- [Exercise brief]
What lines of the listing include the string "kind"? Show them all.

---

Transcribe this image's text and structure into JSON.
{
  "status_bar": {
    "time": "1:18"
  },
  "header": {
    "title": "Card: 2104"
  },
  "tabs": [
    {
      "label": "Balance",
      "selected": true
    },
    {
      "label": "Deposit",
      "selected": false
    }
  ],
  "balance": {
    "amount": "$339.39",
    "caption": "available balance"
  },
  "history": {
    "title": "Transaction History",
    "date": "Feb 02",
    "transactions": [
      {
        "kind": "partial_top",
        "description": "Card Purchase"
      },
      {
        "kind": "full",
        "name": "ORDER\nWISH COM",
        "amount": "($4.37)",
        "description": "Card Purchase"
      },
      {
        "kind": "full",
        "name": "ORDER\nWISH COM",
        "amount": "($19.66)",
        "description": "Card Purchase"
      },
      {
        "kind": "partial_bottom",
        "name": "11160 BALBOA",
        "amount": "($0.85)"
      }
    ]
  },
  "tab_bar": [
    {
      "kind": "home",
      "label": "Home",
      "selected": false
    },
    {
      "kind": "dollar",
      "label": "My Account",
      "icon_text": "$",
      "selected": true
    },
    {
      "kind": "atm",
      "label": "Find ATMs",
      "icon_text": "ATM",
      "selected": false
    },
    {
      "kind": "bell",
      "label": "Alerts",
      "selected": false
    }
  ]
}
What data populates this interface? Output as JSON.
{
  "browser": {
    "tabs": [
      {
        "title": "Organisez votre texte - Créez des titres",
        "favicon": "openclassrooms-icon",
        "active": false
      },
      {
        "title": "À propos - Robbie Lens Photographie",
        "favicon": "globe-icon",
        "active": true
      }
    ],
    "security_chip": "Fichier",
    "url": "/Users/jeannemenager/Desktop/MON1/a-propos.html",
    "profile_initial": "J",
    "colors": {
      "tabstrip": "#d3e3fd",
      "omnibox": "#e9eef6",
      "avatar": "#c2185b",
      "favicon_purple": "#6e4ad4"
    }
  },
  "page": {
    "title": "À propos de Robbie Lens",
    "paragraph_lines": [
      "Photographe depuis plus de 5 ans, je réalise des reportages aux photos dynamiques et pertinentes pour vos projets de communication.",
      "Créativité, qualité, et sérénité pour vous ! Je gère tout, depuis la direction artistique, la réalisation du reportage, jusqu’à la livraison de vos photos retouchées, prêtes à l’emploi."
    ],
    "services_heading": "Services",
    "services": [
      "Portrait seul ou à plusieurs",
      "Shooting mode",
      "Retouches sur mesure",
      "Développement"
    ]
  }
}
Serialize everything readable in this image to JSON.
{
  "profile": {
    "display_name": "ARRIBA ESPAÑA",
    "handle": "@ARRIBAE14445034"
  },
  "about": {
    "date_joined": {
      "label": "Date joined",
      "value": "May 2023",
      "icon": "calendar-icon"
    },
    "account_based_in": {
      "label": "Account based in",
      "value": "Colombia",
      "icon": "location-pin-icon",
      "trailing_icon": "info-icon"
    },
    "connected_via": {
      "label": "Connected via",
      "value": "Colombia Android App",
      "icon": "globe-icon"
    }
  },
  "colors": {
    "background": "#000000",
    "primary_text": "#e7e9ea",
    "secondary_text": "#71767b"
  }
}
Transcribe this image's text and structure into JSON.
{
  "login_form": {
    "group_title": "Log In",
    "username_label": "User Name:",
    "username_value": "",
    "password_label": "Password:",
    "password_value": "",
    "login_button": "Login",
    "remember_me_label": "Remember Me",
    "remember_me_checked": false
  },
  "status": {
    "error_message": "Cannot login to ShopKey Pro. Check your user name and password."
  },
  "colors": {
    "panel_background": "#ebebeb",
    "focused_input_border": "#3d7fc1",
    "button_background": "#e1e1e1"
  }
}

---

- [Solved problem]
        "kind": "partial_top",
        "kind": "full",
        "kind": "full",
        "kind": "partial_bottom",
      "kind": "home",
      "kind": "dollar",
      "kind": "atm",
      "kind": "bell",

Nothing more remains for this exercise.